[Input records]
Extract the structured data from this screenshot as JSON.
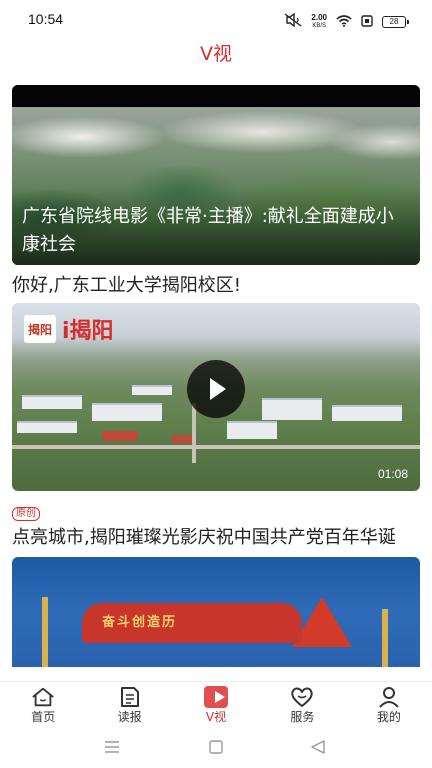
{
  "status": {
    "time": "10:54",
    "net_speed": "2.00",
    "net_unit": "KB/S",
    "battery": "28"
  },
  "header": {
    "title": "V视"
  },
  "feed": [
    {
      "caption": "广东省院线电影《非常·主播》:献礼全面建成小康社会"
    },
    {
      "title": "你好,广东工业大学揭阳校区!",
      "logo_text": "i揭阳",
      "logo_mark": "揭阳",
      "duration": "01:08",
      "badge": "原创"
    },
    {
      "title": "点亮城市,揭阳璀璨光影庆祝中国共产党百年华诞",
      "banner_text": "奋斗创造历"
    }
  ],
  "bottom_nav": [
    {
      "label": "首页",
      "icon": "home-icon"
    },
    {
      "label": "读报",
      "icon": "newspaper-icon"
    },
    {
      "label": "V视",
      "icon": "video-icon",
      "active": true
    },
    {
      "label": "服务",
      "icon": "heart-service-icon"
    },
    {
      "label": "我的",
      "icon": "user-icon"
    }
  ],
  "colors": {
    "accent": "#d62e2e"
  }
}
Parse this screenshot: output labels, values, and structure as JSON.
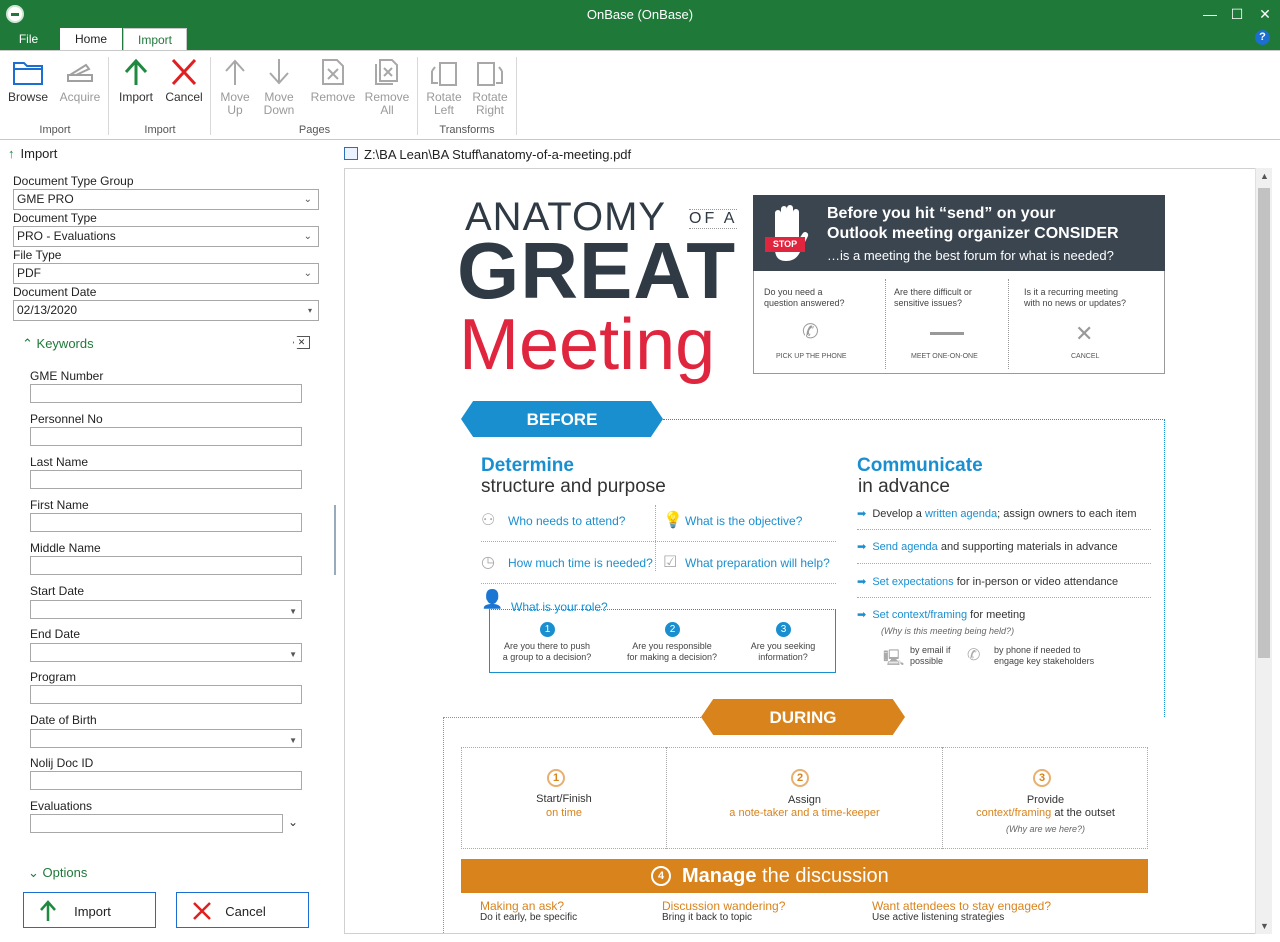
{
  "window": {
    "title": "OnBase (OnBase)",
    "minimize": "—",
    "maximize": "☐",
    "close": "✕",
    "help": "?"
  },
  "tabs": [
    {
      "label": "File"
    },
    {
      "label": "Home"
    },
    {
      "label": "Import"
    }
  ],
  "ribbon": {
    "browse": "Browse",
    "acquire": "Acquire",
    "import": "Import",
    "cancel": "Cancel",
    "move_up": [
      "Move",
      "Up"
    ],
    "move_down": [
      "Move",
      "Down"
    ],
    "remove": "Remove",
    "remove_all": [
      "Remove",
      "All"
    ],
    "rotate_left": [
      "Rotate",
      "Left"
    ],
    "rotate_right": [
      "Rotate",
      "Right"
    ],
    "groups": [
      "Import",
      "Import",
      "Pages",
      "Transforms"
    ]
  },
  "import_pane": {
    "header": "Import",
    "doc_type_group_label": "Document Type Group",
    "doc_type_group_value": "GME PRO",
    "doc_type_label": "Document Type",
    "doc_type_value": "PRO - Evaluations",
    "file_type_label": "File Type",
    "file_type_value": "PDF",
    "doc_date_label": "Document Date",
    "doc_date_value": "02/13/2020",
    "keywords_header": "Keywords",
    "keywords": [
      {
        "label": "GME Number"
      },
      {
        "label": "Personnel No"
      },
      {
        "label": "Last Name"
      },
      {
        "label": "First Name"
      },
      {
        "label": "Middle Name"
      },
      {
        "label": "Start Date"
      },
      {
        "label": "End Date"
      },
      {
        "label": "Program"
      },
      {
        "label": "Date of Birth"
      },
      {
        "label": "Nolij Doc ID"
      },
      {
        "label": "Evaluations"
      }
    ],
    "options_header": "Options",
    "import_button": "Import",
    "cancel_button": "Cancel"
  },
  "viewer": {
    "path": "Z:\\BA  Lean\\BA Stuff\\anatomy-of-a-meeting.pdf",
    "doc": {
      "anatomy": "ANATOMY",
      "of_a": "OF A",
      "great": "GREAT",
      "meeting": "Meeting",
      "stop": "STOP",
      "consider_line1": "Before you hit “send” on your",
      "consider_line2": "Outlook meeting organizer CONSIDER",
      "consider_line3": "…is a meeting the best forum for what is needed?",
      "q1": [
        "Do you need a",
        "question answered?"
      ],
      "q1_action": "PICK UP THE PHONE",
      "q2": [
        "Are there difficult or",
        "sensitive issues?"
      ],
      "q2_action": "MEET ONE-ON-ONE",
      "q3": [
        "Is it a recurring meeting",
        "with no news or updates?"
      ],
      "q3_action": "CANCEL",
      "before": "BEFORE",
      "determine": "Determine",
      "determine_sub": "structure and purpose",
      "who": "Who needs to attend?",
      "objective": "What is the objective?",
      "time": "How much time is needed?",
      "prep": "What preparation will help?",
      "role": "What is your role?",
      "roles": [
        {
          "n": "1",
          "text": [
            "Are you there to push",
            "a group to a decision?"
          ]
        },
        {
          "n": "2",
          "text": [
            "Are you responsible",
            "for making a decision?"
          ]
        },
        {
          "n": "3",
          "text": [
            "Are you seeking",
            "information?"
          ]
        }
      ],
      "communicate": "Communicate",
      "communicate_sub": "in advance",
      "c1a": "Develop a ",
      "c1b": "written agenda",
      "c1c": "; assign owners to each item",
      "c2b": "Send agenda",
      "c2c": " and supporting materials in advance",
      "c3b": "Set expectations",
      "c3c": " for in-person or video attendance",
      "c4b": "Set context/framing",
      "c4c": " for meeting",
      "c4note": "(Why is this meeting being held?)",
      "email": [
        "by email if",
        "possible"
      ],
      "phone": [
        "by phone if needed to",
        "engage key stakeholders"
      ],
      "during": "DURING",
      "d1": {
        "n": "1",
        "a": "Start/Finish",
        "b": "on time"
      },
      "d2": {
        "n": "2",
        "a": "Assign",
        "b": "a note-taker and a time-keeper"
      },
      "d3": {
        "n": "3",
        "a": "Provide",
        "b": "context/framing",
        "c": " at the outset",
        "note": "(Why are we here?)"
      },
      "manage_n": "4",
      "manage": "Manage",
      "manage_rest": " the discussion",
      "m1": "Making an ask?",
      "m1s": "Do it early, be specific",
      "m2": "Discussion wandering?",
      "m2s": "Bring it back to topic",
      "m3": "Want attendees to stay engaged?",
      "m3s": "Use active listening strategies"
    }
  },
  "colors": {
    "brand_green": "#1f7a3a",
    "accent_blue": "#1a8fd0",
    "accent_orange": "#d8831c",
    "meeting_red": "#e0253e",
    "dark": "#2f3a44"
  }
}
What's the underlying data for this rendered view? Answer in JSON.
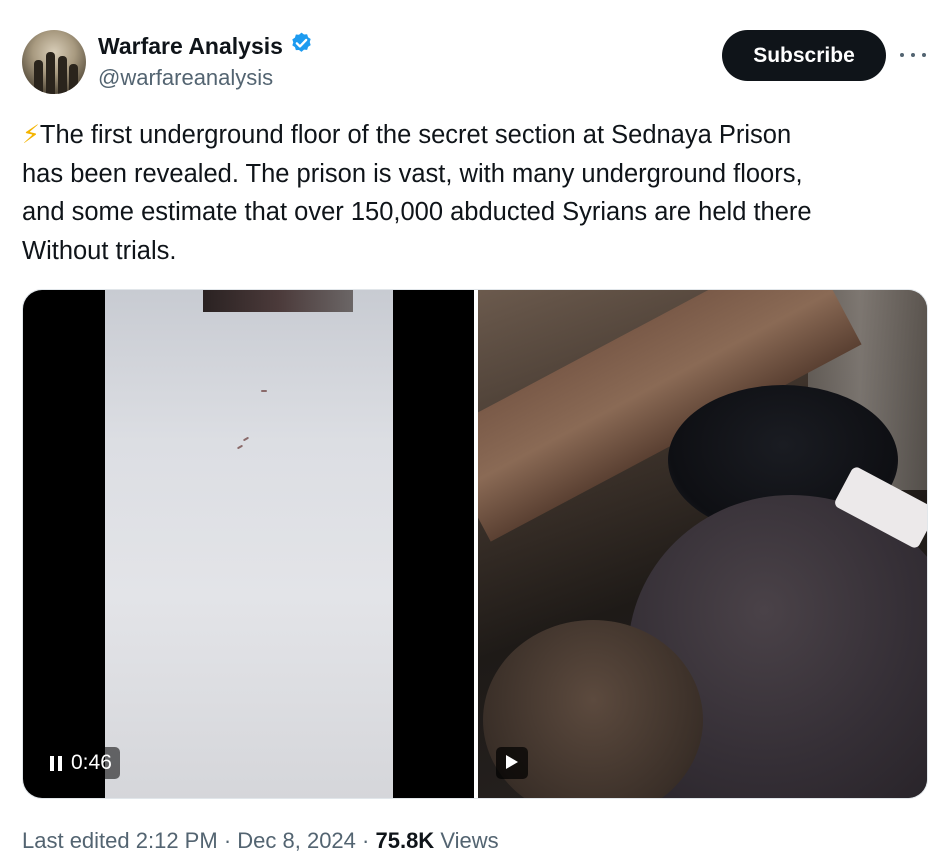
{
  "author": {
    "name": "Warfare Analysis",
    "handle": "@warfareanalysis",
    "verified": true,
    "verified_color": "#1d9bf0"
  },
  "actions": {
    "subscribe_label": "Subscribe",
    "more_icon": "more-horizontal-icon"
  },
  "post": {
    "emoji": "⚡",
    "lines": [
      "The first underground floor of the secret section at Sednaya Prison",
      "has been revealed. The prison is vast, with many underground floors,",
      "and some estimate that over 150,000 abducted Syrians are held there",
      "Without trials."
    ]
  },
  "media": {
    "video_left": {
      "timer": "0:46",
      "state_icon": "pause-icon"
    },
    "video_right": {
      "state_icon": "play-icon"
    }
  },
  "footer": {
    "edited": "Last edited 2:12 PM",
    "separator": "·",
    "date": "Dec 8, 2024",
    "views_count": "75.8K",
    "views_label": "Views"
  },
  "colors": {
    "text_primary": "#0f1419",
    "text_secondary": "#536471",
    "button_bg": "#0f1419"
  }
}
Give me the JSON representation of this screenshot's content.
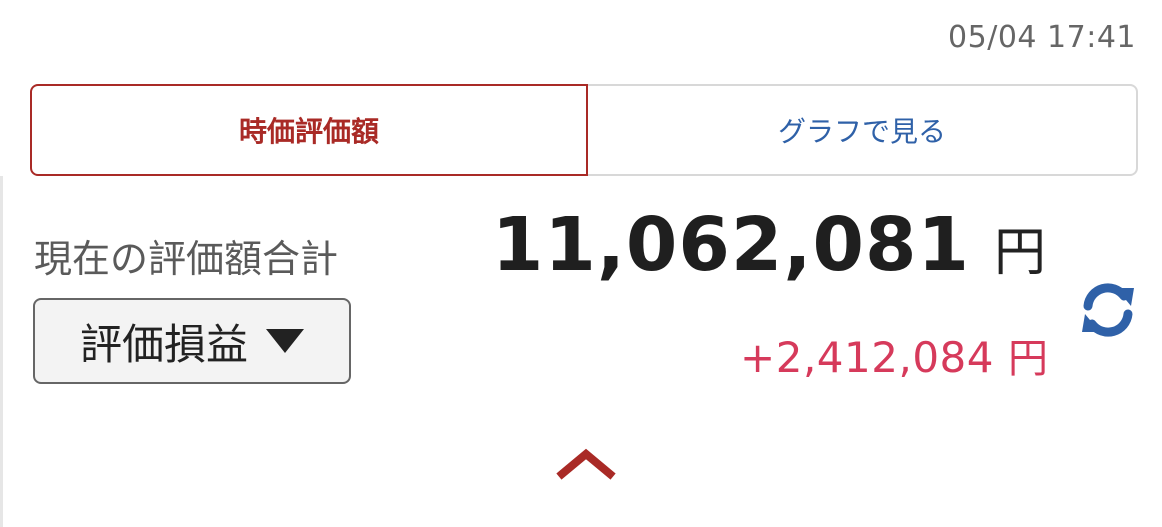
{
  "header": {
    "timestamp": "05/04 17:41"
  },
  "tabs": [
    {
      "label": "時価評価額",
      "active": true
    },
    {
      "label": "グラフで見る",
      "active": false
    }
  ],
  "summary": {
    "total_label": "現在の評価額合計",
    "total_value": "11,062,081",
    "currency": "円",
    "dropdown_selected": "評価損益",
    "gain_value": "+2,412,084",
    "gain_unit": "円"
  },
  "icons": {
    "refresh": "refresh-icon",
    "collapse": "chevron-up-icon",
    "dropdown": "triangle-down-icon"
  },
  "colors": {
    "accent": "#a92a26",
    "link": "#2f61a8",
    "gain": "#d63a5b",
    "refresh": "#2f61a8"
  }
}
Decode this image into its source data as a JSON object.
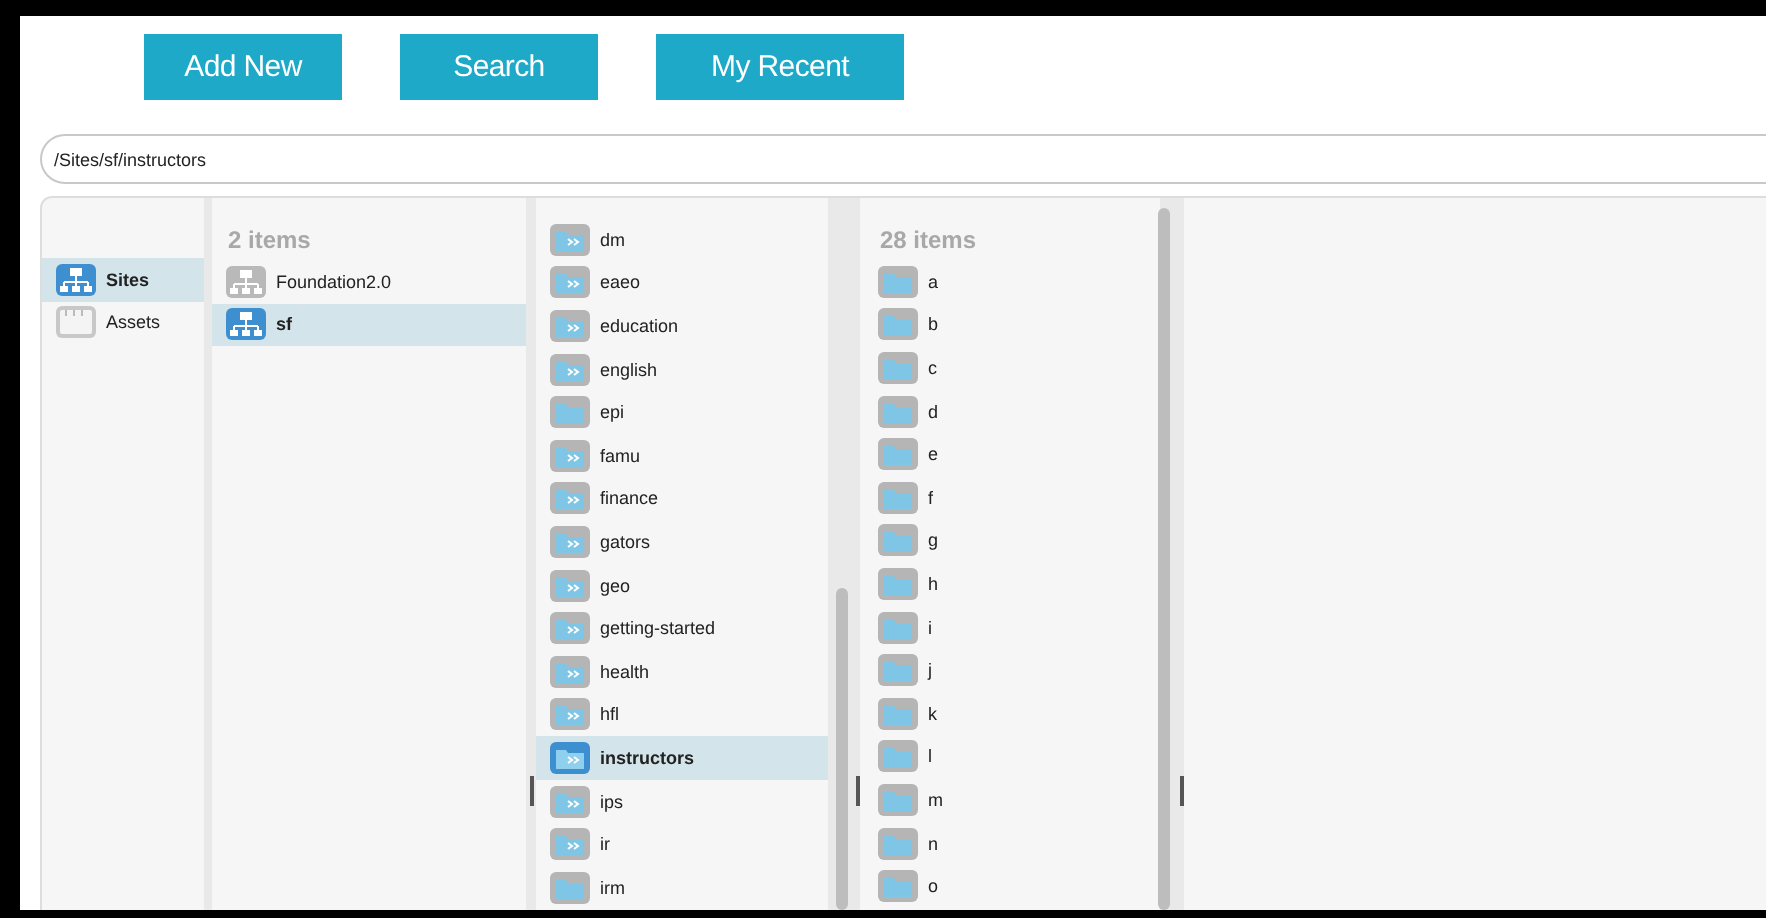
{
  "toolbar": [
    {
      "label": "Add New"
    },
    {
      "label": "Search"
    },
    {
      "label": "My Recent"
    }
  ],
  "path": {
    "value": "/Sites/sf/instructors"
  },
  "columns": [
    {
      "items": [
        {
          "label": "Sites",
          "kind": "sites",
          "selected": true
        },
        {
          "label": "Assets",
          "kind": "assets",
          "selected": false
        }
      ]
    },
    {
      "count": "2 items",
      "items": [
        {
          "label": "Foundation2.0",
          "kind": "site",
          "selected": false
        },
        {
          "label": "sf",
          "kind": "site",
          "selected": true
        }
      ]
    },
    {
      "items": [
        {
          "label": "dm",
          "kind": "linked",
          "selected": false
        },
        {
          "label": "eaeo",
          "kind": "linked",
          "selected": false
        },
        {
          "label": "education",
          "kind": "linked",
          "selected": false
        },
        {
          "label": "english",
          "kind": "linked",
          "selected": false
        },
        {
          "label": "epi",
          "kind": "folder",
          "selected": false
        },
        {
          "label": "famu",
          "kind": "linked",
          "selected": false
        },
        {
          "label": "finance",
          "kind": "linked",
          "selected": false
        },
        {
          "label": "gators",
          "kind": "linked",
          "selected": false
        },
        {
          "label": "geo",
          "kind": "linked",
          "selected": false
        },
        {
          "label": "getting-started",
          "kind": "linked",
          "selected": false
        },
        {
          "label": "health",
          "kind": "linked",
          "selected": false
        },
        {
          "label": "hfl",
          "kind": "linked",
          "selected": false
        },
        {
          "label": "instructors",
          "kind": "linked",
          "selected": true
        },
        {
          "label": "ips",
          "kind": "linked",
          "selected": false
        },
        {
          "label": "ir",
          "kind": "linked",
          "selected": false
        },
        {
          "label": "irm",
          "kind": "folder",
          "selected": false
        }
      ]
    },
    {
      "count": "28 items",
      "items": [
        {
          "label": "a",
          "kind": "folder",
          "selected": false
        },
        {
          "label": "b",
          "kind": "folder",
          "selected": false
        },
        {
          "label": "c",
          "kind": "folder",
          "selected": false
        },
        {
          "label": "d",
          "kind": "folder",
          "selected": false
        },
        {
          "label": "e",
          "kind": "folder",
          "selected": false
        },
        {
          "label": "f",
          "kind": "folder",
          "selected": false
        },
        {
          "label": "g",
          "kind": "folder",
          "selected": false
        },
        {
          "label": "h",
          "kind": "folder",
          "selected": false
        },
        {
          "label": "i",
          "kind": "folder",
          "selected": false
        },
        {
          "label": "j",
          "kind": "folder",
          "selected": false
        },
        {
          "label": "k",
          "kind": "folder",
          "selected": false
        },
        {
          "label": "l",
          "kind": "folder",
          "selected": false
        },
        {
          "label": "m",
          "kind": "folder",
          "selected": false
        },
        {
          "label": "n",
          "kind": "folder",
          "selected": false
        },
        {
          "label": "o",
          "kind": "folder",
          "selected": false
        }
      ]
    }
  ]
}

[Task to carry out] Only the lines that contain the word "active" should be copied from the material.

[Solution below]
      "active": true
      "m3s": "Use active listening strategies"
      "active": true
      "active": false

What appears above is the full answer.